We all like a little sympathy when we’re ill – it’s just human nature. If we’re feeling bad we want our loved ones to know, and feel for us, and maybe take care of us, as well.
I met this woman a few years ago – she was actually my best friend’s mother-in-law – and she held me spellbound.
I’d never met anyone like her. Her total absorption in her health had managed to block out the realities of the world around her.
My friend organised a lunch for her family, my family, and a few others. A lovely time was being had by all until this woman started.
Now I was brought up to be fairly polite, and remember this was the first time I had met my friend’s mother-in-law so I had every intention of minding my manners.
But this woman put a strain on my good intentions. She proceeded to dominate the table conversation with tales of her sufferings. I nodded at the right times, oohed and aahed when appropriate, but on the whole tried to maintain a conversation with someone (anyone) else.
After what seemed like several hours of graphic descriptions of her various symptoms she reached the climax (finally) of her tale with the supposed diagnosis.

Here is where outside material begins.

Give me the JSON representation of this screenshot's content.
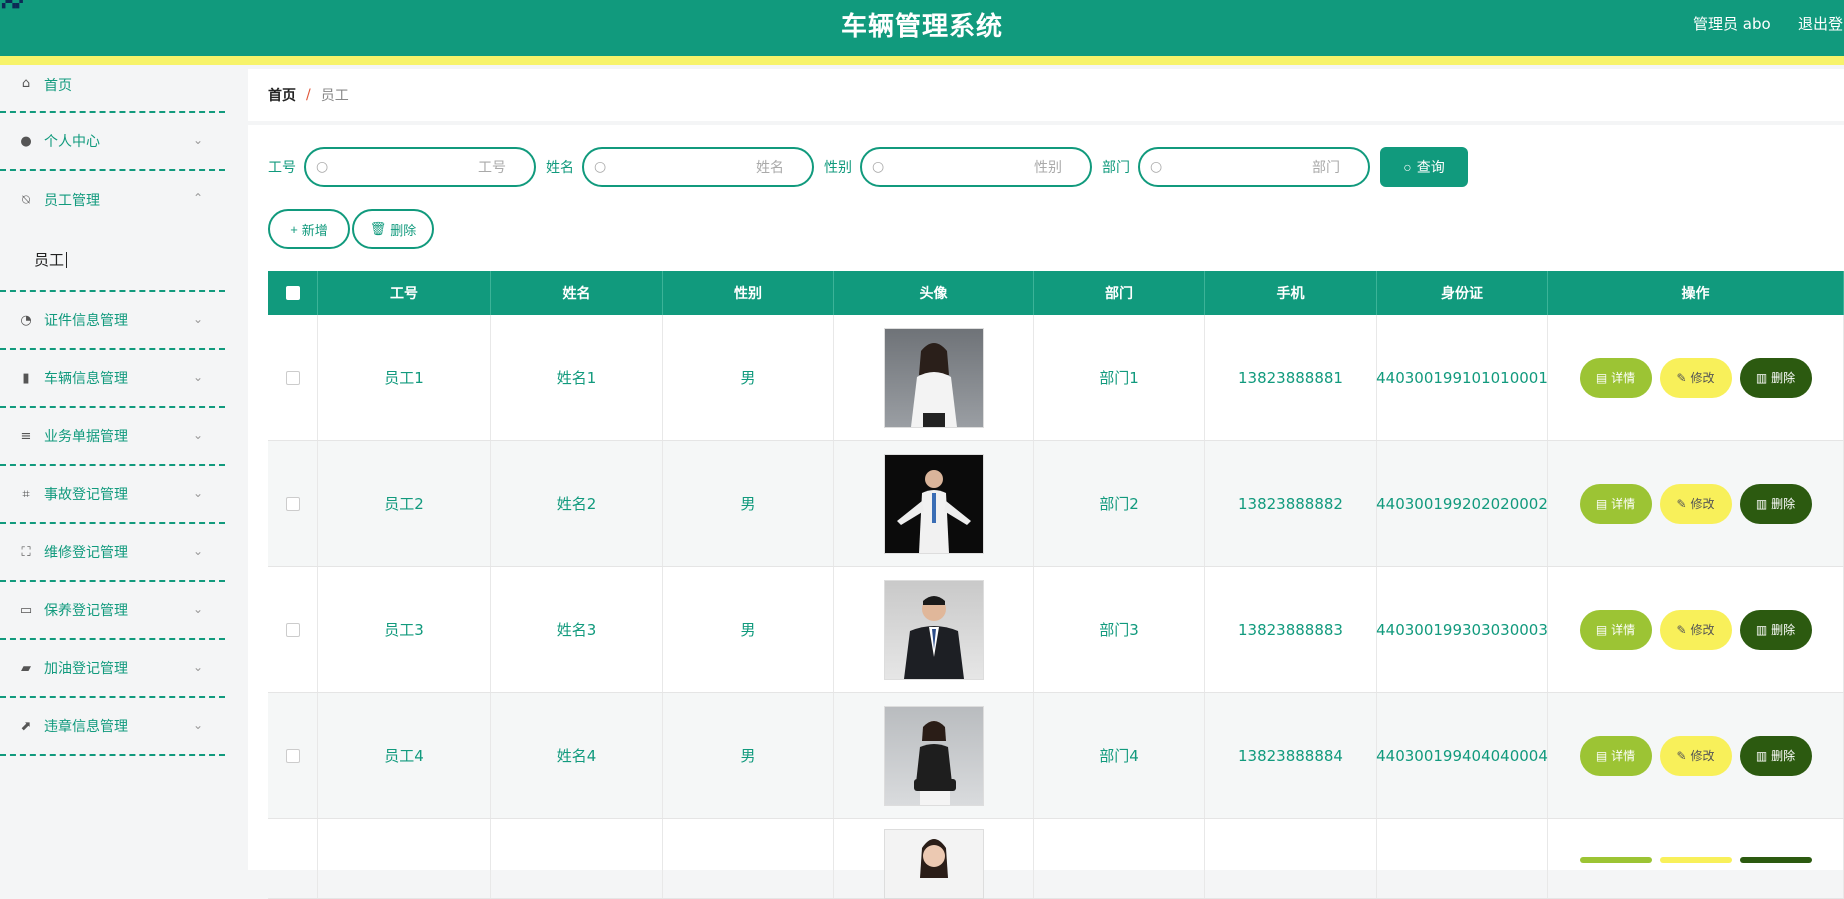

There was a lull in the various conversations around the table and into the sudden silence she announced that she was suffering from: